Rome is a wonderful city and its timeless beauties are known all over the world. But what are the most important Roman monuments? Here is our personal list.
The best Roman monuments
The city of Rome can be considered as an open-air museum, everywhere you look you can admire symbols and testimonies of the Roman Empire and countless masterpieces of architectural engineering. Here are the 5 most important Roman monuments:
The Colosseum, also known as "Anphitheatrum Flavlum", was built in the year 72 after Christ, by Emperor Titus Flavius Vespasian, and is undoubtedly the most impressive and famous monument of ancient Rome.
The Colosseum was the oldest amphitheater in Rome, with a circumference of 527 meters and could accommodate more than 50,000 people to attend the shows held inside it: fighting, games, animal performances and naval battles.
The interior of the Colosseum was composed in the center of a grand central arena where the shows were held, while all around it was divided into steps covered with marble and intended for spectators. In the basement of the Colosseum, the Romans had built corridors and spaces intended to house the wild beasts and, as in the great theatrical performances, they manoeuvred devices necessary for the success of the shows.
In 2007 the Colosseum was chosen as one of the 7 wonders of the world. Nowadays it is the biggest tourist attraction of the Eternal City together with the Vatican.
The Roman Forum is, together with the Colosseum, a symbol of the capital!
During the Roman Empire it represented for centuries the political and religious center of ancient Rome. Originally, the area occupied by Foro was a marshy area, later drained by the Cloaca Massima. With the fall of the Roman Empire the area went through a period of decline and looting, until being used as a pasture for cattle. In 700 the process of recovery began, bringing to light the remains, to become one of the most visited archaeological sites in the world.
--> Discover with us what to see with a visit to the Fori Imperiali along the Via Sacra, the main street of ancient Rome among temples, arches and ancient Roman remains.
The Pantheon of Agrippa is one of the unmissable monuments of the Eternal City. It was founded in 27 B.C. by Marcus Vipsiano Agrippa and represents the highest expression of the glory of Rome.
It was built as a temple dedicated to all the gods of the past, present, and future. Later it was converted into a Basilica with the name Basilica of Santa Maria and Martyres.
The dome of the Pantheon was and still is the largest concrete dome in the world. On its summit there is a hole, the oculus, from which light and heat penetrates. If you want to deepen the topic, do not miss our article on the history and curiosities of the Pantheon of Agrippa.
Basilica of San Pietro
The heart of the Vatican City is St Peter’s Basilica, still today one of the largest churches in the world.
According to tradition, the primitive Basilica of Saint Peter, was erected around 320 AD by the Emperor Constantine in the place where the Apostle Peter was buried.
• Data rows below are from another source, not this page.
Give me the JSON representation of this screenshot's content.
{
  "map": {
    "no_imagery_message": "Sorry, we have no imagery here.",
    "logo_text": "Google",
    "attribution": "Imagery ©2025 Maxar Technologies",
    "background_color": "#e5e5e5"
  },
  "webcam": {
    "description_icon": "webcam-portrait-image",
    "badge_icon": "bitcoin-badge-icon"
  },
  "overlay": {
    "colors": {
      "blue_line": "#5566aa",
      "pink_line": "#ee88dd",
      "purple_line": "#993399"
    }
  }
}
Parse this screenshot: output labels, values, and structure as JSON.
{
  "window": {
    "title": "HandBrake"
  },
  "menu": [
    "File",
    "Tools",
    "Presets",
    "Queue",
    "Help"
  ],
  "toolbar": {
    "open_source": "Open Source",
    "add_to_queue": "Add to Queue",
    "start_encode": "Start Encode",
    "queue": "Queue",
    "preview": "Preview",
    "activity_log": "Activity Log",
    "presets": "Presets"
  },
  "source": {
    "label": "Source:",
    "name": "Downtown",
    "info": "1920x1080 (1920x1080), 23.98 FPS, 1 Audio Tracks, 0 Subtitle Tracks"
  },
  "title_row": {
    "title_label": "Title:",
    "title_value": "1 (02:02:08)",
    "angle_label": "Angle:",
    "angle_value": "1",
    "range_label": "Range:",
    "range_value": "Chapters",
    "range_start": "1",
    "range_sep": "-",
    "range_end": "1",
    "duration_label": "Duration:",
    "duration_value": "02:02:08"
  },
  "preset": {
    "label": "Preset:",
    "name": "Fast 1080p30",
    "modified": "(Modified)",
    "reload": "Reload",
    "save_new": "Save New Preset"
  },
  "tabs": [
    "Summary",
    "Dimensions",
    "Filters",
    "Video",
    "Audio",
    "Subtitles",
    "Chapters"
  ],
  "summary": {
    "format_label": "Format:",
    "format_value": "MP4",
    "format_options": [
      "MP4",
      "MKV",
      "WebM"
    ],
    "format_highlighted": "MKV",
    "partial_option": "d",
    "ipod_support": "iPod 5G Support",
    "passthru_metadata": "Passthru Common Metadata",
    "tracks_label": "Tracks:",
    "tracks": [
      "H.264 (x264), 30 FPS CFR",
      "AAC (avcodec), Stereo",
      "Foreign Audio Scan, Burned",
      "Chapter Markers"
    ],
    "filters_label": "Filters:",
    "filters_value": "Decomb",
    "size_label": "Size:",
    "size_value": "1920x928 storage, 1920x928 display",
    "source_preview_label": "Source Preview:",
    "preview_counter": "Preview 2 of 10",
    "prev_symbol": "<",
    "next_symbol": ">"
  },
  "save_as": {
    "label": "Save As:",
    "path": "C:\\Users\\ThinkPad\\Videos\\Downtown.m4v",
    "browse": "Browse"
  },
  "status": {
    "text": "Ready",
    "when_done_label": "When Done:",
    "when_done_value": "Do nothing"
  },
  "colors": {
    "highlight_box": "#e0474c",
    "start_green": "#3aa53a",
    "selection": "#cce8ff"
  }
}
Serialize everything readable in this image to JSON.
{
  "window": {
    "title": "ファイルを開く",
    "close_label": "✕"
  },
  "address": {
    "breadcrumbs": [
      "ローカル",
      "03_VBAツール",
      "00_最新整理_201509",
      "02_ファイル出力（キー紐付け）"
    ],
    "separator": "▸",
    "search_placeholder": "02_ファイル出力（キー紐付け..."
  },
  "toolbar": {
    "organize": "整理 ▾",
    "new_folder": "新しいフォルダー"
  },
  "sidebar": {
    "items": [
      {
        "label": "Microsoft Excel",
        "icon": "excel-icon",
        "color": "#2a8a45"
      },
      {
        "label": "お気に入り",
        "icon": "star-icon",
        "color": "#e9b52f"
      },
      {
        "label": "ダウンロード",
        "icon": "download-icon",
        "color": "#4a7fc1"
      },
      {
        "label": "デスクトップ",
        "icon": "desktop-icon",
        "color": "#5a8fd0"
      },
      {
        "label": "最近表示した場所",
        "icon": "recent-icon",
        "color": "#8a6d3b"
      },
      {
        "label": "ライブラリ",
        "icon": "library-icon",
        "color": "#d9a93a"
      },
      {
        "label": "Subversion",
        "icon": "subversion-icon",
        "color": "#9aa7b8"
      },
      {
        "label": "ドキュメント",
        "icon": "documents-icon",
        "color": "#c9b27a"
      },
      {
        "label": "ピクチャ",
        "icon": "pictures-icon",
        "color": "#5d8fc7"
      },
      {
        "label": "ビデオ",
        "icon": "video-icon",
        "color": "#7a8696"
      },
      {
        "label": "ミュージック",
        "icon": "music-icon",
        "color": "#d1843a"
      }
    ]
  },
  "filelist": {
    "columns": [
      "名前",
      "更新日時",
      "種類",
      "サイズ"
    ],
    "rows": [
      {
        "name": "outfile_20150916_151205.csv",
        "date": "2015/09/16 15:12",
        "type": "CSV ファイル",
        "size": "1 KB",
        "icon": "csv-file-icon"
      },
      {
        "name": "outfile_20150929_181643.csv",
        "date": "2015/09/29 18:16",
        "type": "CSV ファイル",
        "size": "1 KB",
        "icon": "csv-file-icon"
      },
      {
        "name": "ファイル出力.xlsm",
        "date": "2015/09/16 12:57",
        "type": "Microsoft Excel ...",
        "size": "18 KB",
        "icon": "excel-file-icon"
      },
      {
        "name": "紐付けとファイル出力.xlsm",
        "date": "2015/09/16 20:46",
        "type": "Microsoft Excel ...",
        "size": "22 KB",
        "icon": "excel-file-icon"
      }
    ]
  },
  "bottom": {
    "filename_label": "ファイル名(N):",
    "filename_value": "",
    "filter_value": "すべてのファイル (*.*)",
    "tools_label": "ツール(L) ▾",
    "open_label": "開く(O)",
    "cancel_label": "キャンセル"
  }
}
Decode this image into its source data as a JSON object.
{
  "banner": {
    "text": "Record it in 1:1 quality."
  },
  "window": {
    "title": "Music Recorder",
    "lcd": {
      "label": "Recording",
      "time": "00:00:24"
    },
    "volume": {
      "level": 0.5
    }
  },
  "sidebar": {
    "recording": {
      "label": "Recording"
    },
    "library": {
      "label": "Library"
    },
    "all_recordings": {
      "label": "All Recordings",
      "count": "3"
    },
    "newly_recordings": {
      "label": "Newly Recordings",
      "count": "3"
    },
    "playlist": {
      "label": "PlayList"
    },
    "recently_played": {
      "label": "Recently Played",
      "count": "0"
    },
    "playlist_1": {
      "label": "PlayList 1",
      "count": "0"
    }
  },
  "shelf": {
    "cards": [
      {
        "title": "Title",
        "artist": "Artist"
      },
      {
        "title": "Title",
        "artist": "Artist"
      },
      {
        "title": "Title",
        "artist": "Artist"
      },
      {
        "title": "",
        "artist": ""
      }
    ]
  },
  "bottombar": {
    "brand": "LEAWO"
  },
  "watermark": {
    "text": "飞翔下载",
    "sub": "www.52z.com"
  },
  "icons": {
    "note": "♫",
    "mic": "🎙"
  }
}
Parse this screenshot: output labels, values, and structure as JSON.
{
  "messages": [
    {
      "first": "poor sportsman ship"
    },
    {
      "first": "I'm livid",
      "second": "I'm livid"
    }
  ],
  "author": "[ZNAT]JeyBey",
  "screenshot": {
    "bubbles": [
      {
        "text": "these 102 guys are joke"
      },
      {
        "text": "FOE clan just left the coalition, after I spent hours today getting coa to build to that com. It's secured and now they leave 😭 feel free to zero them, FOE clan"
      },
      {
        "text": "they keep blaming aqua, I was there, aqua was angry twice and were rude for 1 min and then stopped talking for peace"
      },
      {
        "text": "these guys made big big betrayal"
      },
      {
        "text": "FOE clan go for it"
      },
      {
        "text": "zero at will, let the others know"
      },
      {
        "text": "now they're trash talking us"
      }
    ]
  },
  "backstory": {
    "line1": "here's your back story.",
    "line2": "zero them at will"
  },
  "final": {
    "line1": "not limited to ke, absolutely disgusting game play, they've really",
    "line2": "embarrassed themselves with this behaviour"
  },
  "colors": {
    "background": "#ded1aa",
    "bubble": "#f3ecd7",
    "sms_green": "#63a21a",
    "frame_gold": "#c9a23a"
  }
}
They committed about two hundred years, many artists, and several pontificates to achieve the complete remaking of the current basilica. This is surrounded by a splendid colonnade of 284 Doric columns and 88 travertine pillars of Tivoli, which would seem at a glance to want to symbolically embrace the faithful who gather here every day from all over the world.
The Basilica represents the temple of the Catholic Church and the place where the Pope celebrates the most important liturgies such as the Angelus, the Sunday Mass and the Easter Mass. One of the most spectacular elements of the Basilica is its dome, designed by Michelangelo and among its masterpieces inside you can admire the "Pietà", a sculptural work of great technique and emotion.
Altare Della Patria
The Altare della Patria is the national monument dedicated to the King of National Unity Vittorio Emanuele II, built from 1885 and completed in 1935. Since 1921 the Monument houses the tomb of the Unknown Soldier in memory of all the missing and fallen in various battles. The monument is composed of a slightly curvilinear porch and flanked by the quadric symbol of Unity and freedom of Italy.
Not everyone knows that the equestrian statue of King Vittorio Emanuele II, placed in the center of the altar can contain about 22 people, the sword that holds measures 5 meters and the feathered hat about 2 meters.
The square where this monument stands is the famous Piazza Venezia, and it is here that important celebratory moments take place that have accentuated its role as a symbol of national identity: the Liberation Day (25 April), Republic Day (2 June) and National Unity and Armed Forces Day (November 4).